Location[edit]

Kelly Miller High School is located at 39°16′36″N 80°20′09″W / 39.27675°N 80.33589°W / 39.27675; -80.33589Coordinates: 39°16′36″N 80°20′09″W / 39.27675°N 80.33589°W / 39.27675; -80.33589 on EB Saunders Way, in Clarksburg, West Virginia. It is still standing today and serves as the main office for the Harrison County School Board. The builder, Charles D. Ogden, was a Harrison County resident. He completed the building in 1902. Like many black schools throughout the state, Kelly Miller existed not just for the students. Prior to integration, the school was a focal point of the Clarksburg black community. It served as a rallying point, a social center and an institution with which the black community could identify. In 1929 the building was expanded to include a gymnasium, swimming pool, large library, more classrooms manual arts workshop, auditorium with a seating capacity of 825 and a first class home economics department.

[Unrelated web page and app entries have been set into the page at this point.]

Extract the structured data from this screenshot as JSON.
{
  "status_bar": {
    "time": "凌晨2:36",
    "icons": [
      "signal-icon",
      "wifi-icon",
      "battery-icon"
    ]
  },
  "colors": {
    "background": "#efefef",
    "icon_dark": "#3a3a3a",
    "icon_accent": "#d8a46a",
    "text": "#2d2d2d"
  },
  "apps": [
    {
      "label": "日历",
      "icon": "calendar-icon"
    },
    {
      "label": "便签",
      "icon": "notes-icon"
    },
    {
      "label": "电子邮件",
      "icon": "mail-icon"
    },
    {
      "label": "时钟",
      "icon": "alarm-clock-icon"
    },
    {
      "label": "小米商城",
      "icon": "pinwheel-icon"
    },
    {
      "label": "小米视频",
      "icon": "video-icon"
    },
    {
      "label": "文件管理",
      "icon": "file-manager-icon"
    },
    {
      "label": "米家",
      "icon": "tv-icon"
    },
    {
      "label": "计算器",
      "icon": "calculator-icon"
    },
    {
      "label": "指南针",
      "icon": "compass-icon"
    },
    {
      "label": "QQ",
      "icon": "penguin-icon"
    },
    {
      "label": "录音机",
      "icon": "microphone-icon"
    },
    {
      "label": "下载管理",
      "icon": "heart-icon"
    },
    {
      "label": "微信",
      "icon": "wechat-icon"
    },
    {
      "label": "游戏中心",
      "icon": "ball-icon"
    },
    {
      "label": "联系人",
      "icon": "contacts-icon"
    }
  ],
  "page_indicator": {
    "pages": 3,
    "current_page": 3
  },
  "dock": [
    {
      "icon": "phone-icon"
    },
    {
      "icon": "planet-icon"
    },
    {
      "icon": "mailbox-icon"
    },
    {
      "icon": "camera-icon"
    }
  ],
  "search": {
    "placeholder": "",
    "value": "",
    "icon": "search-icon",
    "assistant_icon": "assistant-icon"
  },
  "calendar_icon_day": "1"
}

Kelly Miller[edit]

Kelly Miller

Miller was born in Winnsboro, South Carolina in 1863, and graduated from Howard University in 1886. He was the first black admitted to Johns Hopkins University when he began his graduate studies in mathematics, physics, and astronomy. Appointed professor of mathematics at Howard in 1890, Miller introduced sociology into the curriculum in 1895, serving as professor of sociology from 1895 to 1934. As dean of the College of Arts and Sciences, he modernized the classical curriculum, strengthening the natural and social sciences. Miller graduated from Howard's School of Law in 1903.[1]

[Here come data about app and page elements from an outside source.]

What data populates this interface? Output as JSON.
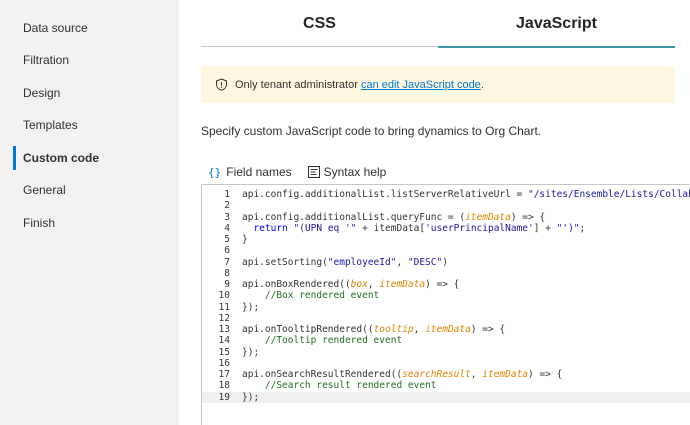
{
  "sidebar": {
    "items": [
      {
        "label": "Data source"
      },
      {
        "label": "Filtration"
      },
      {
        "label": "Design"
      },
      {
        "label": "Templates"
      },
      {
        "label": "Custom code",
        "active": true
      },
      {
        "label": "General"
      },
      {
        "label": "Finish"
      }
    ]
  },
  "tabs": {
    "css": "CSS",
    "javascript": "JavaScript",
    "active": "javascript"
  },
  "notice": {
    "icon": "shield-icon",
    "text": "Only tenant administrator ",
    "link": "can edit JavaScript code",
    "suffix": "."
  },
  "description": "Specify custom JavaScript code to bring dynamics to Org Chart.",
  "toolbar": {
    "field_names": "Field names",
    "syntax_help": "Syntax help"
  },
  "editor": {
    "active_line": 19,
    "lines": [
      {
        "n": "1",
        "parts": [
          [
            "api.config.additionalList.listServerRelativeUrl = ",
            ""
          ],
          [
            "\"/sites/Ensemble/Lists/Collaborate",
            "str"
          ]
        ]
      },
      {
        "n": "2",
        "parts": []
      },
      {
        "n": "3",
        "parts": [
          [
            "api.config.additionalList.queryFunc = (",
            ""
          ],
          [
            "itemData",
            "param"
          ],
          [
            ") => {",
            ""
          ]
        ]
      },
      {
        "n": "4",
        "parts": [
          [
            "  ",
            ""
          ],
          [
            "return",
            "kw"
          ],
          [
            " ",
            ""
          ],
          [
            "\"(UPN eq '\"",
            "str"
          ],
          [
            " + itemData[",
            ""
          ],
          [
            "'userPrincipalName'",
            "str"
          ],
          [
            "] + ",
            ""
          ],
          [
            "\"')\"",
            "str"
          ],
          [
            ";",
            ""
          ]
        ]
      },
      {
        "n": "5",
        "parts": [
          [
            "}",
            ""
          ]
        ]
      },
      {
        "n": "6",
        "parts": []
      },
      {
        "n": "7",
        "parts": [
          [
            "api.setSorting(",
            ""
          ],
          [
            "\"employeeId\"",
            "str"
          ],
          [
            ", ",
            ""
          ],
          [
            "\"DESC\"",
            "str"
          ],
          [
            ")",
            ""
          ]
        ]
      },
      {
        "n": "8",
        "parts": []
      },
      {
        "n": "9",
        "parts": [
          [
            "api.onBoxRendered((",
            ""
          ],
          [
            "box",
            "param"
          ],
          [
            ", ",
            ""
          ],
          [
            "itemData",
            "param"
          ],
          [
            ") => {",
            ""
          ]
        ]
      },
      {
        "n": "10",
        "parts": [
          [
            "    ",
            ""
          ],
          [
            "//Box rendered event",
            "com"
          ]
        ]
      },
      {
        "n": "11",
        "parts": [
          [
            "});",
            ""
          ]
        ]
      },
      {
        "n": "12",
        "parts": []
      },
      {
        "n": "13",
        "parts": [
          [
            "api.onTooltipRendered((",
            ""
          ],
          [
            "tooltip",
            "param"
          ],
          [
            ", ",
            ""
          ],
          [
            "itemData",
            "param"
          ],
          [
            ") => {",
            ""
          ]
        ]
      },
      {
        "n": "14",
        "parts": [
          [
            "    ",
            ""
          ],
          [
            "//Tooltip rendered event",
            "com"
          ]
        ]
      },
      {
        "n": "15",
        "parts": [
          [
            "});",
            ""
          ]
        ]
      },
      {
        "n": "16",
        "parts": []
      },
      {
        "n": "17",
        "parts": [
          [
            "api.onSearchResultRendered((",
            ""
          ],
          [
            "searchResult",
            "param"
          ],
          [
            ", ",
            ""
          ],
          [
            "itemData",
            "param"
          ],
          [
            ") => {",
            ""
          ]
        ]
      },
      {
        "n": "18",
        "parts": [
          [
            "    ",
            ""
          ],
          [
            "//Search result rendered event",
            "com"
          ]
        ]
      },
      {
        "n": "19",
        "parts": [
          [
            "});",
            ""
          ]
        ]
      }
    ]
  },
  "colors": {
    "accent": "#0078d4",
    "tab_underline": "#3a96a8",
    "notice_bg": "#fff8e1",
    "sidebar_bg": "#f3f2f1"
  }
}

Miller was a prolific writer of articles and essays which were published in major newspapers and magazines, and several books including Out of the House of Bondage. Miller assisted W. E. B. Du Bois in editing The Crisis, the official journal of the National Association for the Advancement of Colored People (NAACP).[1] In the 1920s and 1930s, his weekly column appeared in more than 100 newspapers.

On African American educational policy, Miller aligned himself with neither the "radicals" — Du Bois and the Niagara Movement — nor the "conservatives" — the followers of Booker T. Washington.[citation needed] Miller sought a middle way, a comprehensive education system that would provide for "symmetrical development" of African American citizens by offering both vocational and intellectual instruction.[citation needed]

Miller was a member of Alpha Phi Alpha fraternity.[2]

Notable Staff[edit]

Duncan Huey Kyle

Duncan Huey Kyle Was the principal when the school opened he was a well known African American. Around this period the state of Alabama trained and sent out to adjacent states a number of African American men and women to places among the leaders of the race in the educational, religious, and business life. Kyle was among these. His start date at Kelly Miller is unknown but he left Kelly Miller in 1919.[3]

EB Saunders served as the schools principal from 1919 to 1956 when the school closed. Principal Saunders was placed as principal at Linden Grade School after the school closed. The portion of Water Street where the building is located from Washington Ave to the Dead end was renamed EB Saunders Way sometime in the 1990s in honor of the former beloved principal.[4]

References[edit]

  1. ^ a b "Kelly Miller Biography (1863–1939)". biography.com. Retrieved 2007-11-13. [dead link]
  2. ^ "Notable Alpha Men". Alpha Phi Alpha Fraternity, Mu Lambda chapter. Retrieved 2007-11-13. 
  3. ^ http://www.wvculture.org/HISTORY/histamne/kyle.html%7C West Virginia Division of Culture and History
  4. ^ http://www.harcoboe.com/RobertCByrdHighSchool/AlumBoos/KMHS.cfm